Certainly,' she replied; 'from that or patient and of good heart.” He sent his any other pattern in the book. 'Won't servant with this prescription to the comI take her by surprise, -I remarked to fortless mourner, who found it contained myself, with a glow of satisfaction at the a remedy superior to anything Galen or chagrin that Clara would experience! But his tribe could administer.
THE WORK-TABLE FRIEND.
under it as many stitches as you can in
Dc. Continue to work round and round, WATCH-POCKET.
until a piece 2 inches in diameter is made. Materials-1 ball of silver crystal twine; 1
Fasten off with 1 Sc, 1 slip, to make the ditto of pink; 1 skein of light green crystal round perfectly even. wool; lý yards of green satin ribbon ; and 2 ino. Join on the pink twine, and Sc all ther-of-pearl watch-hooks.
round, having 80 stitches altogether. OBSERVE that the two balls of twine 2nd Round. + 4 Sc, 10 Ch, 9 Sc, on the will make two pairs or more of watch- chain, Sc on the round.
+ 16 times. pockets.
3rd Round.- + Sc on 2nd of 4 Sc, 3 With the white twine make a chain of 7 Ch, Dc under 3rd of 10 Ch; 3 Ch, Dc stitches, close it into a round, and work under the same. Miss 1, Dc under the next,
GENTLEMAN'S PURSE, BY MRS. PULLAX. 2 Ch, Dc under the same, Dc under the the same, Dc under the next. + 16 times. point 3 Ch, Dc under the same stitch. Fasten off the green wool. Join on the Miss 1, De under the 2nd, 2 Ch, Dc pink twine. under the same, miss 1 Dc under the 2nd, 5th Round.—Sc between every 2 Dc, with 3 Ch, Dc under the same, 3 Ch, + 16 3 chain between. times.

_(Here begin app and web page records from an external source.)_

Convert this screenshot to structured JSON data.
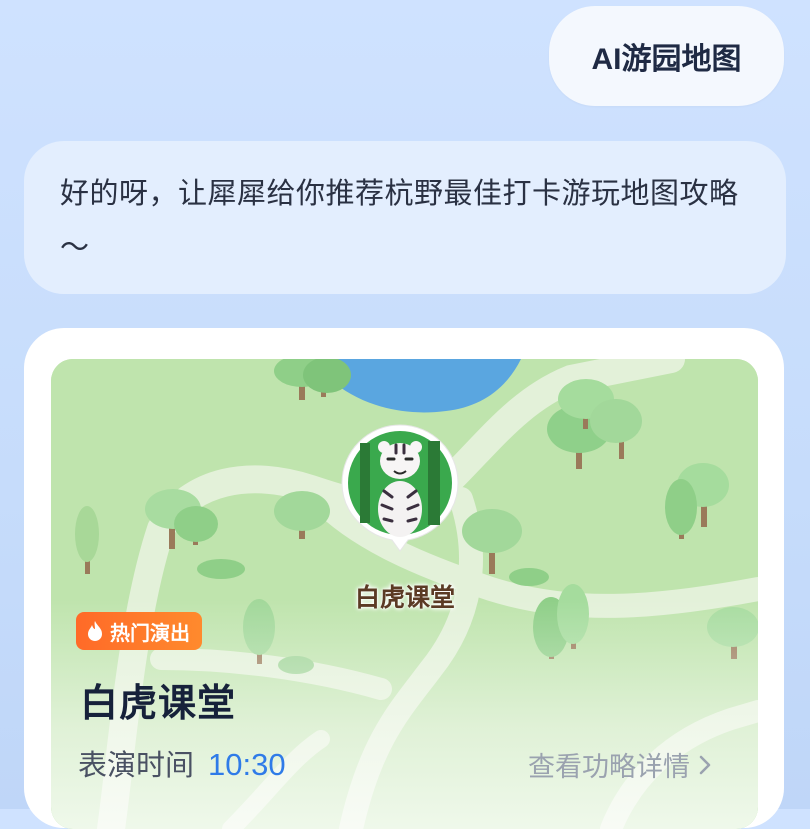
{
  "chat": {
    "user_message": "AI游园地图",
    "bot_message": "好的呀，让犀犀给你推荐杭野最佳打卡游玩地图攻略～"
  },
  "map": {
    "marker_label": "白虎课堂",
    "marker_icon": "tiger-icon"
  },
  "show": {
    "badge_icon": "fire-icon",
    "badge_label": "热门演出",
    "title": "白虎课堂",
    "time_label": "表演时间",
    "time_value": "10:30",
    "detail_link": "查看功略详情",
    "detail_icon": "chevron-right-icon"
  },
  "colors": {
    "accent_blue": "#2f7be8",
    "badge_orange": "#ff6a28",
    "map_grass": "#b8e0a8",
    "map_water": "#5aa6e0"
  }
}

This completes the round. The bows 4th Round.-With the green wool + in the centre are made with the silver Sc under the 2nd chain of 3, 2 Ch, Dc twine, thus :—16 Ch, form into a round, under the next Ch, 3 Ch, Dc under the + 1 Sc, 12 Ch, 11 Sc on the Ch, Sc on same ; Dc under the next (which is the the round, + 8 times. chain at the point), 3 Ch, Dc under the 6th Round.Sc all round every one of same, Dc under the next, 3 Ch, Dc under these points, catching up a thread at the